Today is the day we begin our journey into the Land of After. The journey across the Sea of During seemed endless, and some of us thought After was imaginary. The quarantine/sheltering-at-home/isolation/call-it-what-you-will seemed it would last forever. We’d all end up with some form of sea madness, starve in our homes or die of COVID-19. For most of us, none of those things happened, and today we can walk into the Hope center, reconnecting with old friends and supporting new ones. We have survived and we can thrive.
You’ll notice I used the phrase “Hope center” rather than referring to walking into Hope. That was conscious. The building in which we are housed, the building where art is created, where recovery is forged (and where windows are broken) is NOT Hope. Hope is not a structure, any more than a church is the building where it meets. A church called King’s Cross uses the Hope building for services every Sunday morning, but the building is not King’s Cross. The congregation, the membership, is King’s Cross. Hope is the people who meet in our building, not the structure. Hope is you and me and everyone else we know through our experience. Hope has never gone away (and neither has hope) while the Hope center was closed. Now, we can once again join together, laugh, teach, learn and share our thoughts and feelings. Pretty freaking cool!
Here in After some things are different. (“Oh, really, Keith. Do tell,” says the smart aleck in my head. “Change is part of reopening in the midst of a worldwide pandemic with cases spiking in much of the country? What a shock!”) Still, the important parts are still in place:
You will be treated with respect and kindness.
You will have your recovery taken seriously.
You will be encouraged to express yourself, whether through writing or art or music and interpretive dance.
You will have a chance to contribute to the community, whether welcoming a newcomer, helping clean and disinfect a room, encouraging others to be safe or interpretive dance.
You will have a voice in how things go. Talk with any of the staff members or with me. If talking is hard, write things down. If writing is hard, use interpretive dance.
Seriously, if we strengthen the things that remain, we will have a firm foundation on which to build the future. And a firm foundation is necessary if we are to practice . . . interpretive dance.
Since I’ve run that gag into the ground, I’ll bury it. For now.
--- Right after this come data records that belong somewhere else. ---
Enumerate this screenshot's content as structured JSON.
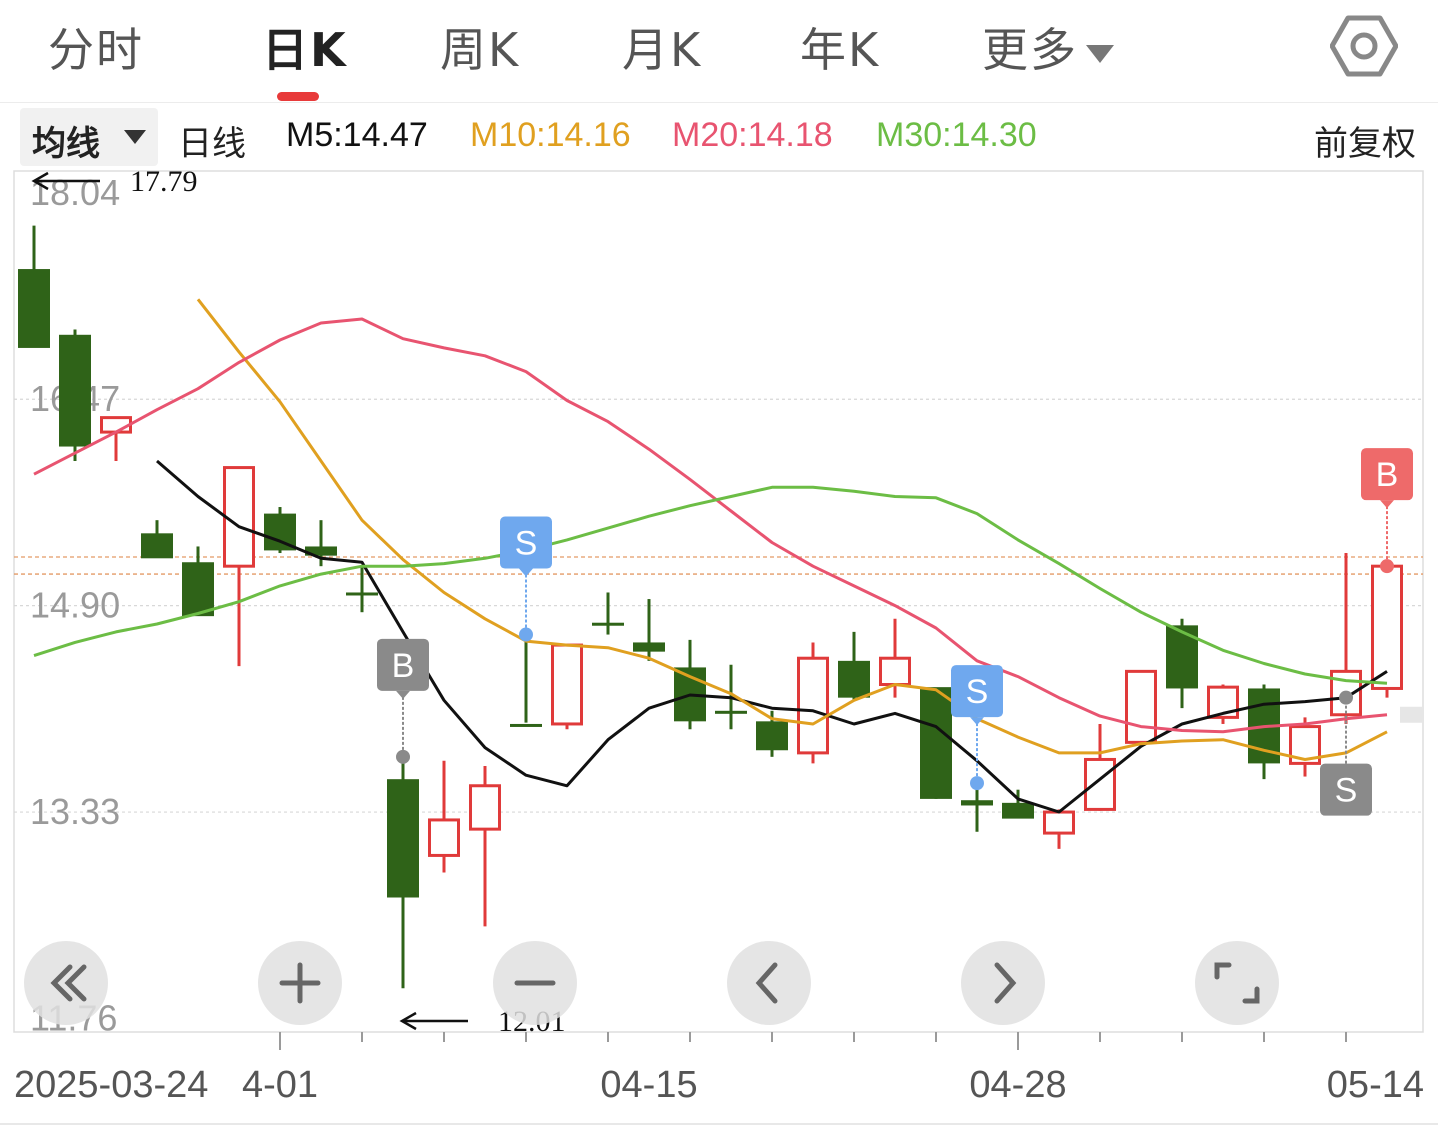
{
  "tabs": [
    {
      "label": "分时",
      "active": false
    },
    {
      "label": "日K",
      "active": true
    },
    {
      "label": "周K",
      "active": false
    },
    {
      "label": "月K",
      "active": false
    },
    {
      "label": "年K",
      "active": false
    },
    {
      "label": "更多",
      "active": false
    }
  ],
  "ma_bar": {
    "selector_label": "均线",
    "period_label": "日线",
    "ma5": "M5:14.47",
    "ma10": "M10:14.16",
    "ma20": "M20:14.18",
    "ma30": "M30:14.30",
    "adjust_label": "前复权"
  },
  "colors": {
    "up": "#e03a3a",
    "down": "#2f6318",
    "ma5": "#111111",
    "ma10": "#e0a020",
    "ma20": "#e85470",
    "ma30": "#6cbd45",
    "sell_marker": "#6fa8ee",
    "marker_gray": "#8a8a8a",
    "buy_marker_red": "#ee6a6a"
  },
  "icons": {
    "settings": "gear-icon",
    "more": "caret-down-icon",
    "first": "double-chevron-left-icon",
    "zoom_in": "plus-icon",
    "zoom_out": "minus-icon",
    "prev": "chevron-left-icon",
    "next": "chevron-right-icon",
    "fullscreen": "fullscreen-icon"
  },
  "chart_data": {
    "type": "candlestick",
    "ylim": [
      11.76,
      18.04
    ],
    "y_ticks": [
      "18.04",
      "16.47",
      "14.90",
      "13.33",
      "11.76"
    ],
    "x_labels": [
      {
        "label": "2025-03-24",
        "index": 0
      },
      {
        "label": "4-01",
        "index": 6
      },
      {
        "label": "04-15",
        "index": 15
      },
      {
        "label": "04-28",
        "index": 24
      },
      {
        "label": "05-14",
        "index": 33
      }
    ],
    "high_annotation": {
      "label": "17.79",
      "index": 0,
      "price": 17.79
    },
    "low_annotation": {
      "label": "12.01",
      "index": 9,
      "price": 12.01
    },
    "candles": [
      {
        "o": 17.46,
        "h": 17.79,
        "l": 16.9,
        "c": 16.86
      },
      {
        "o": 16.96,
        "h": 17.0,
        "l": 16.0,
        "c": 16.11
      },
      {
        "o": 16.22,
        "h": 16.33,
        "l": 16.0,
        "c": 16.33
      },
      {
        "o": 15.45,
        "h": 15.55,
        "l": 15.3,
        "c": 15.26
      },
      {
        "o": 15.23,
        "h": 15.35,
        "l": 15.0,
        "c": 14.82
      },
      {
        "o": 15.2,
        "h": 15.82,
        "l": 14.44,
        "c": 15.95
      },
      {
        "o": 15.6,
        "h": 15.65,
        "l": 15.3,
        "c": 15.32
      },
      {
        "o": 15.35,
        "h": 15.55,
        "l": 15.2,
        "c": 15.28
      },
      {
        "o": 15.0,
        "h": 15.2,
        "l": 14.85,
        "c": 15.0
      },
      {
        "o": 13.58,
        "h": 13.75,
        "l": 11.99,
        "c": 12.68
      },
      {
        "o": 13.0,
        "h": 13.72,
        "l": 12.87,
        "c": 13.27
      },
      {
        "o": 13.2,
        "h": 13.68,
        "l": 12.46,
        "c": 13.53
      },
      {
        "o": 14.0,
        "h": 14.68,
        "l": 14.01,
        "c": 14.0
      },
      {
        "o": 14.0,
        "h": 14.52,
        "l": 13.96,
        "c": 14.6
      },
      {
        "o": 14.77,
        "h": 15.0,
        "l": 14.68,
        "c": 14.77
      },
      {
        "o": 14.62,
        "h": 14.95,
        "l": 14.48,
        "c": 14.55
      },
      {
        "o": 14.43,
        "h": 14.64,
        "l": 13.96,
        "c": 14.02
      },
      {
        "o": 14.1,
        "h": 14.45,
        "l": 13.96,
        "c": 14.1
      },
      {
        "o": 14.02,
        "h": 14.1,
        "l": 13.75,
        "c": 13.8
      },
      {
        "o": 13.78,
        "h": 14.62,
        "l": 13.7,
        "c": 14.5
      },
      {
        "o": 14.48,
        "h": 14.7,
        "l": 14.18,
        "c": 14.2
      },
      {
        "o": 14.3,
        "h": 14.8,
        "l": 14.2,
        "c": 14.5
      },
      {
        "o": 14.28,
        "h": 14.2,
        "l": 13.43,
        "c": 13.43
      },
      {
        "o": 13.42,
        "h": 13.55,
        "l": 13.18,
        "c": 13.38
      },
      {
        "o": 13.4,
        "h": 13.5,
        "l": 13.3,
        "c": 13.28
      },
      {
        "o": 13.17,
        "h": 13.35,
        "l": 13.05,
        "c": 13.33
      },
      {
        "o": 13.35,
        "h": 14.0,
        "l": 13.34,
        "c": 13.73
      },
      {
        "o": 13.86,
        "h": 14.0,
        "l": 13.85,
        "c": 14.4
      },
      {
        "o": 14.75,
        "h": 14.8,
        "l": 14.12,
        "c": 14.27
      },
      {
        "o": 14.05,
        "h": 14.3,
        "l": 14.0,
        "c": 14.28
      },
      {
        "o": 14.27,
        "h": 14.3,
        "l": 13.58,
        "c": 13.7
      },
      {
        "o": 13.7,
        "h": 14.05,
        "l": 13.6,
        "c": 13.98
      },
      {
        "o": 14.07,
        "h": 15.3,
        "l": 14.0,
        "c": 14.4
      },
      {
        "o": 14.27,
        "h": 15.2,
        "l": 14.2,
        "c": 15.2
      }
    ],
    "series": [
      {
        "name": "M5",
        "values": [
          null,
          null,
          null,
          16.0,
          15.73,
          15.5,
          15.39,
          15.26,
          15.23,
          14.7,
          14.18,
          13.82,
          13.61,
          13.53,
          13.88,
          14.12,
          14.22,
          14.2,
          14.12,
          14.1,
          14.0,
          14.08,
          13.98,
          13.72,
          13.43,
          13.33,
          13.58,
          13.83,
          14.0,
          14.08,
          14.15,
          14.17,
          14.2,
          14.4
        ]
      },
      {
        "name": "M10",
        "values": [
          null,
          null,
          null,
          null,
          17.23,
          16.83,
          16.45,
          16.0,
          15.55,
          15.25,
          15.0,
          14.8,
          14.63,
          14.6,
          14.58,
          14.5,
          14.36,
          14.23,
          14.04,
          14.0,
          14.18,
          14.3,
          14.26,
          14.04,
          13.9,
          13.78,
          13.78,
          13.85,
          13.87,
          13.88,
          13.8,
          13.73,
          13.78,
          13.94
        ]
      },
      {
        "name": "M20",
        "values": [
          15.9,
          16.06,
          16.22,
          16.39,
          16.55,
          16.75,
          16.92,
          17.05,
          17.08,
          16.93,
          16.86,
          16.8,
          16.68,
          16.46,
          16.3,
          16.09,
          15.86,
          15.62,
          15.38,
          15.2,
          15.05,
          14.9,
          14.73,
          14.48,
          14.36,
          14.2,
          14.06,
          13.98,
          13.95,
          13.94,
          13.98,
          14.0,
          14.04,
          14.07
        ]
      },
      {
        "name": "M30",
        "values": [
          14.52,
          14.62,
          14.7,
          14.76,
          14.84,
          14.93,
          15.05,
          15.14,
          15.2,
          15.2,
          15.22,
          15.26,
          15.32,
          15.4,
          15.49,
          15.58,
          15.66,
          15.73,
          15.8,
          15.8,
          15.77,
          15.73,
          15.72,
          15.6,
          15.4,
          15.22,
          15.03,
          14.85,
          14.7,
          14.56,
          14.46,
          14.38,
          14.33,
          14.31
        ]
      }
    ],
    "markers": [
      {
        "label": "B",
        "index": 9,
        "price": 13.75,
        "position": "above",
        "color": "gray"
      },
      {
        "label": "S",
        "index": 12,
        "price": 14.68,
        "position": "above",
        "color": "blue"
      },
      {
        "label": "S",
        "index": 23,
        "price": 13.55,
        "position": "above",
        "color": "blue"
      },
      {
        "label": "S",
        "index": 32,
        "price": 14.2,
        "position": "below",
        "color": "gray"
      },
      {
        "label": "B",
        "index": 33,
        "price": 15.2,
        "position": "above",
        "color": "red"
      }
    ],
    "reference_lines": [
      15.27,
      15.14
    ],
    "last_price_tag": 14.07,
    "grid": true
  }
}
I write this on Sunday, a beautiful mid-summer afternoon. I’m on the porch of the log cabin I live in, Lucy is sleeping on the floor and we’re both aware I’ve got a pot of black-eyed peas, smoked pork necks and collards simmering on the stove. I may, but probably won’t, make some cornbread to serve with dinner. All of these things (except of course the weather) are directly attributable to my recovery. Thirteen years ago, I walked up to a VA urgent care and announced, “Hi. My name’s Keith Howard. I’m a vet, but I’ve never been here before. I don’t want to be alive any more.” If I’d been blown off, sent to fill out paperwork or told I could see someone in four days, I wouldn’t be alive today. Instead, the nurse invited me to step back into a room, saying, “Let’s talk this through.”
Think of that. My life hung in the balance with that one statement. My higher power, Higher Power or the universe placed that particular nurse there that day and it saved my life. None of us knows, second by second, the good we do or the evil we prevent. Today, my prayer is that I be available to be used for good and to be a hedge against evil—even though I know I can’t know anything.
Especially how to do interpretive dance.
You matter. I matter. We matter.